* A small lake was created from a spring that flowed into the park near today's Visitor Center for the exposition in 1887. In 1895, the lake was enlarged to approximately its current size of 11.5 acres and named Clara Meer.

* The stone balustrades scattered around the park once held steps leading to the major building built for the 1895 Cotton States and International Exposition.

On June 15, 1904, the City of Atlanta purchased Piedmont Park and extended its city limits north to encompass the park acreage, as well as several developing neighborhoods between West Peachtree Street and North Highland Avenue.

In 1909, the City elected to transform the decaying fairgrounds into a park and enlisted Olmsted Brothers, pre-eminent landscape architects of the time, to develop a master plan for the park. Due to budget limitations, their plan for Piedmont Park was not fully implemented. Nevertheless, the Olmsted Brothers' 1912 plan greatly influenced the development of Piedmont Park. In fact, the current master plan, adopted by the City of Atlanta and Piedmont Park Conservancy in 1995, honors the brothers' original vision for the park.

While the park experienced few physical changes from the 1930s to 1960s, the next two decades were a sea of change. In 1976, the high ground of Piedmont Park was leased by the City of Atlanta to the Atlanta Botanical Garden. In 1979, the golf course was closed, freeing up 70 acres of green space on what is now Oak Hill and the Meadow. In 1983, Piedmont Park was closed to through traffic, creating a more pedestrian-friendly park and opening the pathways to a new mix of wheeled traffic - skateboarders, bicyclists, and rollerbladers.

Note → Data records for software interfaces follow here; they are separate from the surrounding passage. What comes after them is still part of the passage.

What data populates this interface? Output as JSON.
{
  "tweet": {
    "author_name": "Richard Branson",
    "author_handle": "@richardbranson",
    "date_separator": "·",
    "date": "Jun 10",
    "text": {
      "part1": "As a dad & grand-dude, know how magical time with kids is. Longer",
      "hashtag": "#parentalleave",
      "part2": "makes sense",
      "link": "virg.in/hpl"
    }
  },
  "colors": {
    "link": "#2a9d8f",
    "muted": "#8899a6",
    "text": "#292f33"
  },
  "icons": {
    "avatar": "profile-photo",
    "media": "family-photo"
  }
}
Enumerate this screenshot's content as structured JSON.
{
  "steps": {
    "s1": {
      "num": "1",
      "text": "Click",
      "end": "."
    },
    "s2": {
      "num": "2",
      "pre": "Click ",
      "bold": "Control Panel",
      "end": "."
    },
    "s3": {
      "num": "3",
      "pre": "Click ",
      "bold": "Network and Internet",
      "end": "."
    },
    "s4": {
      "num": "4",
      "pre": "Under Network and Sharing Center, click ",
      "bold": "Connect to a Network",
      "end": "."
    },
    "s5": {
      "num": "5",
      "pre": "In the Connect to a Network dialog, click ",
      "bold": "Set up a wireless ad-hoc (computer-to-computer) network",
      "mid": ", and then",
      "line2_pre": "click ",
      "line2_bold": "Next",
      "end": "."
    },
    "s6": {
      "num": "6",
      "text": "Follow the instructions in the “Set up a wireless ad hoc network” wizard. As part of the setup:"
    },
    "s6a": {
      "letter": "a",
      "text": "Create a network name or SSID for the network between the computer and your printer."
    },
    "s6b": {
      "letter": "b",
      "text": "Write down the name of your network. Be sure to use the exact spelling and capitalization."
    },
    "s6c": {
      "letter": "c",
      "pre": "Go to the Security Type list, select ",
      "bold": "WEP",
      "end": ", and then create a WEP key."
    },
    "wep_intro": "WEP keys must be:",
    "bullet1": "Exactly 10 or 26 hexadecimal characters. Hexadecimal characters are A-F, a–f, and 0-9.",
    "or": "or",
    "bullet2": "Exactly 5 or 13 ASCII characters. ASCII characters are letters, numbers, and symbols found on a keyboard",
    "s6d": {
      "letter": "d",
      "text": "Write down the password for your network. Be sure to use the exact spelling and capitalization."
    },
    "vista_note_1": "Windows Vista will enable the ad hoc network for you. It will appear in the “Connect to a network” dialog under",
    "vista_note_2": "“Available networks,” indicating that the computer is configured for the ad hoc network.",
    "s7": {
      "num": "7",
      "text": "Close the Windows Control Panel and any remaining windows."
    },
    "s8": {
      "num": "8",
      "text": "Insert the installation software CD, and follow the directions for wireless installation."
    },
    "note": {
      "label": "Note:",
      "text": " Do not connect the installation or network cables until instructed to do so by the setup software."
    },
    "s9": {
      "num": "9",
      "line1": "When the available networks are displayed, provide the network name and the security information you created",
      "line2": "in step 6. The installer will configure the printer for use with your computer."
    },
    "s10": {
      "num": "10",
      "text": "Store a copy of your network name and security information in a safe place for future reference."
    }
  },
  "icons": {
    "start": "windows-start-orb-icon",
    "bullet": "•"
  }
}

During the 1970s and 1980s, the rapid growth of organized events produced a dramatic increase in park usage. The Dogwood Festival (est. 1936), the Arts Festival of Atlanta (est.1954) and Gay Pride (est.1972) attracted large, diverse crowds to the park. In-park musical performances also took center stage, ranging from the Atlanta Symphony Orchestra and Allman Brothers concerts, to the Montreux Jazz Festival. All of this increased usage and decreased funding resulted in citizens forming the Piedmont Consortium that has upgraded and continues to improve the park.

Coming next week: The Georgia Renaissance Festival.